### PROVIDED INFORMATION
====================
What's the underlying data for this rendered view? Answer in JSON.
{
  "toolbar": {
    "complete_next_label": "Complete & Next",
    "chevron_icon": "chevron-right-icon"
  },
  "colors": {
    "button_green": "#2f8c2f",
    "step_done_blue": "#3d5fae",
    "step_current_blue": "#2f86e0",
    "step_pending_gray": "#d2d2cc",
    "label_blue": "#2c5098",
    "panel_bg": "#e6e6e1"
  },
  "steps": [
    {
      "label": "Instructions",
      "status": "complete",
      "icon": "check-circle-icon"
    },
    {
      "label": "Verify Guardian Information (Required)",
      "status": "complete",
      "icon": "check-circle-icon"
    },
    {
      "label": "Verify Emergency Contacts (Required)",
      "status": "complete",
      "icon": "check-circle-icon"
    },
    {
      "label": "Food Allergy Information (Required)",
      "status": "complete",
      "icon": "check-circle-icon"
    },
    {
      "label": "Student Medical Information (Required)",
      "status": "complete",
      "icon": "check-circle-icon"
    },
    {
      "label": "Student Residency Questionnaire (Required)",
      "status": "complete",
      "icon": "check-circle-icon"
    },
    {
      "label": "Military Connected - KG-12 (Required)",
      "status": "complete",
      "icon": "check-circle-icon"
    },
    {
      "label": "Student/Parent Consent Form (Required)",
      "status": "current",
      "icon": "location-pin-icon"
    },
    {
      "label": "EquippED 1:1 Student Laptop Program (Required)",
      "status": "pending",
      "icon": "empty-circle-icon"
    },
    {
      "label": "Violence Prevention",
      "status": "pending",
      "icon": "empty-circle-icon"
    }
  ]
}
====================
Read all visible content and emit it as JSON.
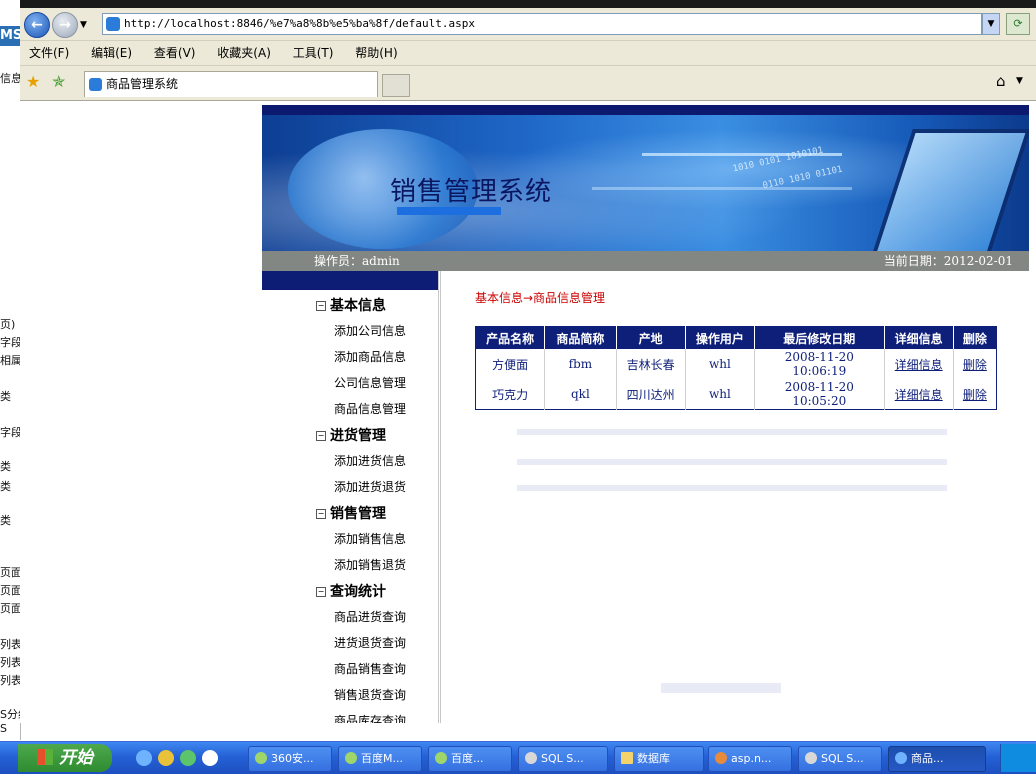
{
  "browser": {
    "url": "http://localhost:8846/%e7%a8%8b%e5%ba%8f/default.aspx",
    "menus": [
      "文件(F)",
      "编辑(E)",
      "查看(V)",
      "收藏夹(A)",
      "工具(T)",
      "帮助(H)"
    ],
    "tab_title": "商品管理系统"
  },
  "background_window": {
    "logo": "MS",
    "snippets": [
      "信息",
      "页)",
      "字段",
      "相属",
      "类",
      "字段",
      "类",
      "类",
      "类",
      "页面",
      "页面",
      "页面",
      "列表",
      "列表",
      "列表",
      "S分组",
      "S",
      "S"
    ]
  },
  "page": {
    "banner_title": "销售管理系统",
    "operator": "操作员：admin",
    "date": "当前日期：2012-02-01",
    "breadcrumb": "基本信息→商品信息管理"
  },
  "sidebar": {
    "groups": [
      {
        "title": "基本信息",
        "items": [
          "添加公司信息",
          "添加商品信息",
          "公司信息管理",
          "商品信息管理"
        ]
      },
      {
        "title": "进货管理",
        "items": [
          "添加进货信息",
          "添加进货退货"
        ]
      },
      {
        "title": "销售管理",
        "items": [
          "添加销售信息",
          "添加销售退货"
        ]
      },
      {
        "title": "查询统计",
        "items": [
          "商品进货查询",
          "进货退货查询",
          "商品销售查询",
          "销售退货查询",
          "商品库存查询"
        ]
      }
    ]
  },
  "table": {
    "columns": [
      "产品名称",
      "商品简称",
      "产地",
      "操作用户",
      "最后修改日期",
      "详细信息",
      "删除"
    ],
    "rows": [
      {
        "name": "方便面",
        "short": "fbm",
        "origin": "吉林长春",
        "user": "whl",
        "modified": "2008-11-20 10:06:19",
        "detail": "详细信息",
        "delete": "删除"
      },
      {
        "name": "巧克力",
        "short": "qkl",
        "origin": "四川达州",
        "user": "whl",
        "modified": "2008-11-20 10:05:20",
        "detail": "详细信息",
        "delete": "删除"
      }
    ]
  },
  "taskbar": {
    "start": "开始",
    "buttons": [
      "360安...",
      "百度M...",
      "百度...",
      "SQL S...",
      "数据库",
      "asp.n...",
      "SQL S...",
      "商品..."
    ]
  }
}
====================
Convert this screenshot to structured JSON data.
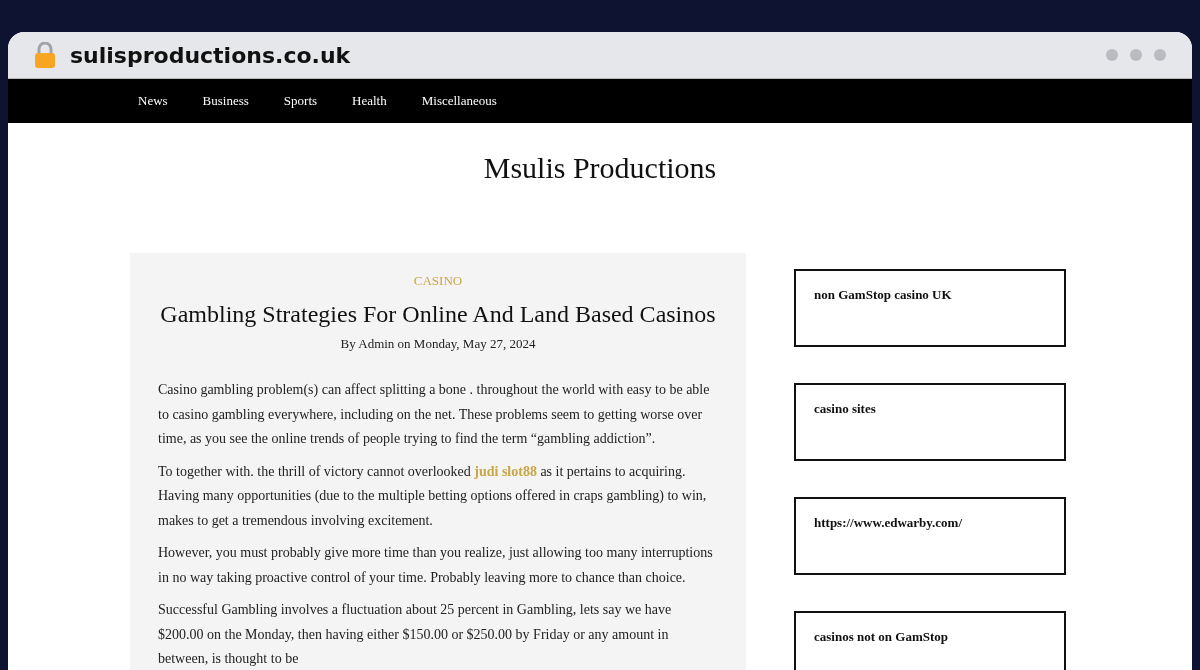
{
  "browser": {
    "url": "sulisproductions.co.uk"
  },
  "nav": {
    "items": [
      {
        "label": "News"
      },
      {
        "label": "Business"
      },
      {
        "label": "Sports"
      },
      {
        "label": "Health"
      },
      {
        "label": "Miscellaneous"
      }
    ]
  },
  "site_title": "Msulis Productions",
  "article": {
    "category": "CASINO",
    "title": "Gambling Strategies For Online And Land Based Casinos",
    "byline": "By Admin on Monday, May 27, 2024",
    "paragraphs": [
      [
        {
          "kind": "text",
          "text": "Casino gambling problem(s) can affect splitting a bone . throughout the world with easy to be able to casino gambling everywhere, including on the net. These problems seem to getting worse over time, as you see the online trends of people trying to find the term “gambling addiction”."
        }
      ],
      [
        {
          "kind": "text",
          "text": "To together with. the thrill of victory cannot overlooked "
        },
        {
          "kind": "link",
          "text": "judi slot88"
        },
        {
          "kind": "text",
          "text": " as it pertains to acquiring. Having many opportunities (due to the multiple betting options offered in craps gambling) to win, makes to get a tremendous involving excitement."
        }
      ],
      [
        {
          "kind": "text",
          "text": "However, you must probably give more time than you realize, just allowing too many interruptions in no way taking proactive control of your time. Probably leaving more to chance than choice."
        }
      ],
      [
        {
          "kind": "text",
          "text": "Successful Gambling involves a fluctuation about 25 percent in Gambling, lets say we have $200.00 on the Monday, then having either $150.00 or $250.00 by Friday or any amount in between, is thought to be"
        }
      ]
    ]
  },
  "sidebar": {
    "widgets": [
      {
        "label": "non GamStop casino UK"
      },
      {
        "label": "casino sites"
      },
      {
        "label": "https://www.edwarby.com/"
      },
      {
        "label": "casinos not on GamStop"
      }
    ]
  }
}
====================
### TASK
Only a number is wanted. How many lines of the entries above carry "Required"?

### SOLUTION FOR THIS TASK
8